Data section
::::
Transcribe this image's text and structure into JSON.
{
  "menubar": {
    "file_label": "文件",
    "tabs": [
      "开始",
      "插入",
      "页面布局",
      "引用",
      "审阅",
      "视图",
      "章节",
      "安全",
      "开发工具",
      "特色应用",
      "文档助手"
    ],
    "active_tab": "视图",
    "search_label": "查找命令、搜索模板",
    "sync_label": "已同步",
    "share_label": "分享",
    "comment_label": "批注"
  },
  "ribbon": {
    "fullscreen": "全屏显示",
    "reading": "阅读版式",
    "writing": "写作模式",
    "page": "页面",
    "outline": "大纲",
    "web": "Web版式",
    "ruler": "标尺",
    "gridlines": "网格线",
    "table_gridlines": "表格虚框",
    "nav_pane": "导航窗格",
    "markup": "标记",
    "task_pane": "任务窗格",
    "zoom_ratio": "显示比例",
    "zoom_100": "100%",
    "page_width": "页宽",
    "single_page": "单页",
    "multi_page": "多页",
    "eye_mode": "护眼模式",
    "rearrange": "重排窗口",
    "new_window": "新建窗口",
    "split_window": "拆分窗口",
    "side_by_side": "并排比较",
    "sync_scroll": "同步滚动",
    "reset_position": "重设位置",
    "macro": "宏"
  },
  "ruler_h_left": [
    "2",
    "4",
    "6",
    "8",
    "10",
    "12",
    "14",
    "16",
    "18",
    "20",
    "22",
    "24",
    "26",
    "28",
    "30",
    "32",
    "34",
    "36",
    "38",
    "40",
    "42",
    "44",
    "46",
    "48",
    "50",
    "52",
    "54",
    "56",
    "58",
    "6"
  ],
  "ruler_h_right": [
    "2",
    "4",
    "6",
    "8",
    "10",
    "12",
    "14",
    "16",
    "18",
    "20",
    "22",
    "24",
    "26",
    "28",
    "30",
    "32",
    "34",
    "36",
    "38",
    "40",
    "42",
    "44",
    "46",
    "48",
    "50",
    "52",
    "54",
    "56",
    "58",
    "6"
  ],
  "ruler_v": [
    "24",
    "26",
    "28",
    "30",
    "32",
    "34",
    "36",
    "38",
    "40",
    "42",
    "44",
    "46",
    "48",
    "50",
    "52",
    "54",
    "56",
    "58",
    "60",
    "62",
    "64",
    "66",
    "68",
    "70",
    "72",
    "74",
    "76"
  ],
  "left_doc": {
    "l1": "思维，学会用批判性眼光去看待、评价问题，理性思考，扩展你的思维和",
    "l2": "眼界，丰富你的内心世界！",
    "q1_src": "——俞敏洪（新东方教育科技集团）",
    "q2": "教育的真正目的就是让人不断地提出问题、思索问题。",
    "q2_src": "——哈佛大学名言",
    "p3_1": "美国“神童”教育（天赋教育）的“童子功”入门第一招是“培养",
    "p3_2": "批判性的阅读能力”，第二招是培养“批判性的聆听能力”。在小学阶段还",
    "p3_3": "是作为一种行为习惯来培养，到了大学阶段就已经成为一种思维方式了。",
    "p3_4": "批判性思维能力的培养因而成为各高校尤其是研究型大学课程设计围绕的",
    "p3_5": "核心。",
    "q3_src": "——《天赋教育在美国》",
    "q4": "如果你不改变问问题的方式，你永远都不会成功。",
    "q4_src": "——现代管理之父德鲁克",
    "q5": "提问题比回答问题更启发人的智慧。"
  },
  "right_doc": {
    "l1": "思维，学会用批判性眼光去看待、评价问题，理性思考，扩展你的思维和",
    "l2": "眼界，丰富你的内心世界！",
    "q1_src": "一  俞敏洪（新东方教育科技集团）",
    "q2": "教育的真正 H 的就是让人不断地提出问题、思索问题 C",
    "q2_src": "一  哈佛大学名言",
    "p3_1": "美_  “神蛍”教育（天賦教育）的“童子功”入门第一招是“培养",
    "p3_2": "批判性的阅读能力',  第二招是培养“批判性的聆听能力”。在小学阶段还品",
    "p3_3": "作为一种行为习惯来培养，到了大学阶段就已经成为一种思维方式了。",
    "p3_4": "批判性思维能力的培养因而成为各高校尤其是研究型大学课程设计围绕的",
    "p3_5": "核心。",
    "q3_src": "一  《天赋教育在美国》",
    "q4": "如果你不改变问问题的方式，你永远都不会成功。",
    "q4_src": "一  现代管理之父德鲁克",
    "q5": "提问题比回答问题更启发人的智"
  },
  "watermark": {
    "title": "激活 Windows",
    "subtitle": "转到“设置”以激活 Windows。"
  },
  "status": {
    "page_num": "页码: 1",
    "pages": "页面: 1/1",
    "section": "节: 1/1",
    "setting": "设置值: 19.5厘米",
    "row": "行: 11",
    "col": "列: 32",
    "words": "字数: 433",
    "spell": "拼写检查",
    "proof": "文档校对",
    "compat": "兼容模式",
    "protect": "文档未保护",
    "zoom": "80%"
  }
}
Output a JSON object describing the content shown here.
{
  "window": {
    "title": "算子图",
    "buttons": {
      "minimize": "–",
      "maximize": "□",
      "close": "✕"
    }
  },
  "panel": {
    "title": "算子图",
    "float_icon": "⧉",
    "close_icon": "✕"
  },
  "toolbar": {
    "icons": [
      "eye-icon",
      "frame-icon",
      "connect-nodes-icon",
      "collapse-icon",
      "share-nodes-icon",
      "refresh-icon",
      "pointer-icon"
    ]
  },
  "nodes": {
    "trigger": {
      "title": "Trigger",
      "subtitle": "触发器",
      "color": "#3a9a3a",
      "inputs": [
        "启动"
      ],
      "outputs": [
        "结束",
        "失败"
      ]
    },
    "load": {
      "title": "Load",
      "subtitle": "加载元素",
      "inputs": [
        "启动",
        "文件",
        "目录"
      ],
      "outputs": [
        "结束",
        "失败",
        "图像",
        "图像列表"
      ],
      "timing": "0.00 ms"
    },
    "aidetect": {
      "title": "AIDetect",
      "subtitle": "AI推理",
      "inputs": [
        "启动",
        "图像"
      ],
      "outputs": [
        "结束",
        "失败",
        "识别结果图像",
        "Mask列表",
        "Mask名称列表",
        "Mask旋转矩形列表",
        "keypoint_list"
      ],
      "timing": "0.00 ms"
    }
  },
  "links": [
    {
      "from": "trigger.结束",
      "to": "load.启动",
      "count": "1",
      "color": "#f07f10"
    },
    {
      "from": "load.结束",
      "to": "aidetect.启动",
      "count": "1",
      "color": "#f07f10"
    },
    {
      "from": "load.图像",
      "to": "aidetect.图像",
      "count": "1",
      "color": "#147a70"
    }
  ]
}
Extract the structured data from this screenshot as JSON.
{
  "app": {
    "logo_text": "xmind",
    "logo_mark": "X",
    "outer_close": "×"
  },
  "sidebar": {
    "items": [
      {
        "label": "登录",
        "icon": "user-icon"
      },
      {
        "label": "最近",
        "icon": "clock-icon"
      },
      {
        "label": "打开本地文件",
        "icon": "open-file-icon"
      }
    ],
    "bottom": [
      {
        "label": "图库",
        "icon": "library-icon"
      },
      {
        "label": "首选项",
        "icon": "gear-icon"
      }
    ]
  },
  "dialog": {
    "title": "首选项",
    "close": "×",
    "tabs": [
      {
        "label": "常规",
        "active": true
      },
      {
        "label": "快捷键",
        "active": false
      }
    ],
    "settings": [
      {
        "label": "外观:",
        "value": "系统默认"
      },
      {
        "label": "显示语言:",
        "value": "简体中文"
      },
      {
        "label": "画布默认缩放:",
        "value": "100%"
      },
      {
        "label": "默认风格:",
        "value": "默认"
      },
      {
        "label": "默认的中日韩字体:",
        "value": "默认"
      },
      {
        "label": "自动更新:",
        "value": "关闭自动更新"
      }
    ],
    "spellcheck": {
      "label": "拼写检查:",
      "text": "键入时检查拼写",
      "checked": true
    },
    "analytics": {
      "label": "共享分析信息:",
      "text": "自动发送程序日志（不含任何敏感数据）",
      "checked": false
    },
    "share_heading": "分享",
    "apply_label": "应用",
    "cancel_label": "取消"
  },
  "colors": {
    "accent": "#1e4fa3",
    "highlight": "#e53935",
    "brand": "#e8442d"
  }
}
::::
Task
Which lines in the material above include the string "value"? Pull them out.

Task output
        "value": "系统默认"
        "value": "简体中文"
        "value": "100%"
        "value": "默认"
        "value": "默认"
        "value": "关闭自动更新"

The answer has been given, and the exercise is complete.